|Macdonald, Calum A.||Sheerman, Barry|
|McKay, Allen (Barnsley West)||Sheldon, Rt Hon Robert|
|McLeish, Henry||Shore, Rt Hon Peter|
|Maclennan, Robert||Short, Clare|
|McMaster, Gordon||Skinner, Dennis|
|McNamara, Kevin||Smith, Andrew (Oxford E)|
|Madden, Max||Smith, C. (Isl'ton & F'bury)|
|Mahon, Mrs Alice||Smith, Rt Hon J. (Monk'ds E)|
|Marek, Dr John||Smith, J. P. (Vale of Glam)|
|Marshall, David (Shettleston)||Soley, Clive|
|Marshall, Jim (Leicester S)||Spearing, Nigel|
|Martin, Michael J. (Springburn)||Steel, Rt Hon Sir David|
|Maxton, John||Steinberg, Gerry|
|Meacher, Michael||Stephen, Nicol|
|Meale, Alan||Stott, Roger|
|Michael, Alun||Taylor, Mrs Ann (Dewsbury)|
|Michie, Bill (Sheffield Heeley)||Taylor, Matthew (Truro)|

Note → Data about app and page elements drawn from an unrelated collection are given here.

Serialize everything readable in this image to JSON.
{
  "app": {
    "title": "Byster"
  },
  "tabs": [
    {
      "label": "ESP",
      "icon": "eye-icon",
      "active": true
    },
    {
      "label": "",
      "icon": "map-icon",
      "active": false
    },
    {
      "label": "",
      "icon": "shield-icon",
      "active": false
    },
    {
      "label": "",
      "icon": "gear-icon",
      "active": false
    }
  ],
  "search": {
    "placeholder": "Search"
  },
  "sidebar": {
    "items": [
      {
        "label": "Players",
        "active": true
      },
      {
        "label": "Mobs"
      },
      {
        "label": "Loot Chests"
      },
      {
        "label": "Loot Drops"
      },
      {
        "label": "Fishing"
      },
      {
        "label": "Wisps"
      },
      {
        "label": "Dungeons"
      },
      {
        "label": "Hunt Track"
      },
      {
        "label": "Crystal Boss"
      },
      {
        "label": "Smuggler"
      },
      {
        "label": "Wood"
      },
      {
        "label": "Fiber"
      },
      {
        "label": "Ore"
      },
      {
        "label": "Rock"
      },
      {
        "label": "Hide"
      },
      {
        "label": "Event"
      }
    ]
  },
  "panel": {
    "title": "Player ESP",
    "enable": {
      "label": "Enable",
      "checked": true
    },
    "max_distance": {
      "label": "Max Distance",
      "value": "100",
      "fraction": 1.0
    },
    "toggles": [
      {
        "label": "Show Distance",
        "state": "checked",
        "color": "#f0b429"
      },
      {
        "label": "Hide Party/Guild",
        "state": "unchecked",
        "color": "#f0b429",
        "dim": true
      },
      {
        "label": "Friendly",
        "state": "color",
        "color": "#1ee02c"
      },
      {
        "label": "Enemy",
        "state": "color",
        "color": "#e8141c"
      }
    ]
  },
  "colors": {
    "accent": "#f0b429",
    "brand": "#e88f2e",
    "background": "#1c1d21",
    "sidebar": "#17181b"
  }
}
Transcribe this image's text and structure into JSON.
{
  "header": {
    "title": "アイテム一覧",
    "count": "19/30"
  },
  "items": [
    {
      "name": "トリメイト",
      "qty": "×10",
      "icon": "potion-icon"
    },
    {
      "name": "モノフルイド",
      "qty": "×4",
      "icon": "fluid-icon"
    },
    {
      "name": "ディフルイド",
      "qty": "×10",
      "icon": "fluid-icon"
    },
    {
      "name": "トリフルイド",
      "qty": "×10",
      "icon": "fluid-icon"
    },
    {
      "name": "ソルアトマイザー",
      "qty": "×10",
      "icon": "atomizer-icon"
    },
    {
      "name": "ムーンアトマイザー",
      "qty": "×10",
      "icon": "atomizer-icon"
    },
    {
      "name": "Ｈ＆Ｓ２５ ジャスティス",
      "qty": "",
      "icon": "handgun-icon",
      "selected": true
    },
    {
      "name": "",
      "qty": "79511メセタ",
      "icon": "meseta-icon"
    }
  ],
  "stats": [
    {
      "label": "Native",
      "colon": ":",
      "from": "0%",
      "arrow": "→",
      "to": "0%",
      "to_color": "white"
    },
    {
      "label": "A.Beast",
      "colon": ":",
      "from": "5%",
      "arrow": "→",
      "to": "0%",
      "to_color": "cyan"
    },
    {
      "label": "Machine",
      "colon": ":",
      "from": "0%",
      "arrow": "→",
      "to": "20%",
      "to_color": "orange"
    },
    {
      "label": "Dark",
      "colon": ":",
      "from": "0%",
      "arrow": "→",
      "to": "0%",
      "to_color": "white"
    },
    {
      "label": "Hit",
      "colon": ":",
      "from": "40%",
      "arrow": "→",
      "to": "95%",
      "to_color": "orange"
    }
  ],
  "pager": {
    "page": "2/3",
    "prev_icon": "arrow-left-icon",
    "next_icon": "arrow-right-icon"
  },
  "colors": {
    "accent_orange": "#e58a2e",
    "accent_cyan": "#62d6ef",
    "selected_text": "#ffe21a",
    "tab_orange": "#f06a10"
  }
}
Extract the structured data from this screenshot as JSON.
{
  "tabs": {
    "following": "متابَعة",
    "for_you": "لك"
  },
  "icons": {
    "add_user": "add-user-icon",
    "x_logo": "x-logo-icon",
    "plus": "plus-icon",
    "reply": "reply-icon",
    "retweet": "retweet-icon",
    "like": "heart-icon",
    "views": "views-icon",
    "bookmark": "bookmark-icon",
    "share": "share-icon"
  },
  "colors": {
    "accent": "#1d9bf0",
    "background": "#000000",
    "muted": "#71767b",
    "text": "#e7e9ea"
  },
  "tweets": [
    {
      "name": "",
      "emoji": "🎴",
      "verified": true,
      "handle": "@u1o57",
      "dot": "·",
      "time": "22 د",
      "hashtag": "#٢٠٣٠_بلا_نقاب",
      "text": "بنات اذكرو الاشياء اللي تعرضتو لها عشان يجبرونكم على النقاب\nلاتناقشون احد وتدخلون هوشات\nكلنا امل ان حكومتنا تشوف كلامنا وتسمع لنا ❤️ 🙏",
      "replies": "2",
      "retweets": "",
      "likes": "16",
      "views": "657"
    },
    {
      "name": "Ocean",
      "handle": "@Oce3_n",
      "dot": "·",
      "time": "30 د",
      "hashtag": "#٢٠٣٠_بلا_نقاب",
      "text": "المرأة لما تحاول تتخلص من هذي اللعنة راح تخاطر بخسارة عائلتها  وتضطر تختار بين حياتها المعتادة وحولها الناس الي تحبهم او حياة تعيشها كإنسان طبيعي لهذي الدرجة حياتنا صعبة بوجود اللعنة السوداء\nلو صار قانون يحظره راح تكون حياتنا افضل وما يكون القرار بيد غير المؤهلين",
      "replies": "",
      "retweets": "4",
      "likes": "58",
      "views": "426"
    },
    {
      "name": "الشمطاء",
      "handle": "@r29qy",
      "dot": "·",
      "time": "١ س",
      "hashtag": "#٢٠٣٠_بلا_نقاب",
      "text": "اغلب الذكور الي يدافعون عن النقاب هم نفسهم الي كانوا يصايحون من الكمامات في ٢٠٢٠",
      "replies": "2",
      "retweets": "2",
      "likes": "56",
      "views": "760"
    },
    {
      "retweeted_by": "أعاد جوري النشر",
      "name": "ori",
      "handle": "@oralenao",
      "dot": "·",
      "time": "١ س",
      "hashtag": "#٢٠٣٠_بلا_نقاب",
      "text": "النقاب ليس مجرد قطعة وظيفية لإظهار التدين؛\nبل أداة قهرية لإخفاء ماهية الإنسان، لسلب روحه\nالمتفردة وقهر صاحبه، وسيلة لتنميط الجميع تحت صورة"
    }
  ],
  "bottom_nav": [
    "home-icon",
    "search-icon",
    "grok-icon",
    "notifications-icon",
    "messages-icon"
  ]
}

|Michie, Mrs Ray (Arg'l & Bute)||Turner, Dennis|
|Morgan, Rhodri||Vaz, Keith|
|Morley, Elliot||Wallace, James|
|Morris, Rt Hon A. (W'shawe)||Walley, Joan|
|Morris, Rt Hon J. (Aberavon)||Wardell, Gareth (Gower)|
|Mowlam, Marjorie||Watson, Mike (Glasgow, C)|
|Mullin, Chris||Welsh, Michael (Doncaster N)|
|Murphy, Paul||Williams, Rt Hon Alan|
|Oakes, Rt Hon Gordon||Williams, Alan W. (Carm'then)|
|O'Brien, William||Wilson, Brian|
|O'Hara, Edward||Winnick, David|
|O'Neill, Martin||Wise, Mrs Audrey|
|Parry, Robert||Worthington, Tony|
|Pendry, Tom||Wray, Jimmy|
|Powell, Ray (Ogmore)|
|Prescott, John||Tellers for the Noes:|
|Mr. Jack Thompson and|
|Mr. Eric Illsley.|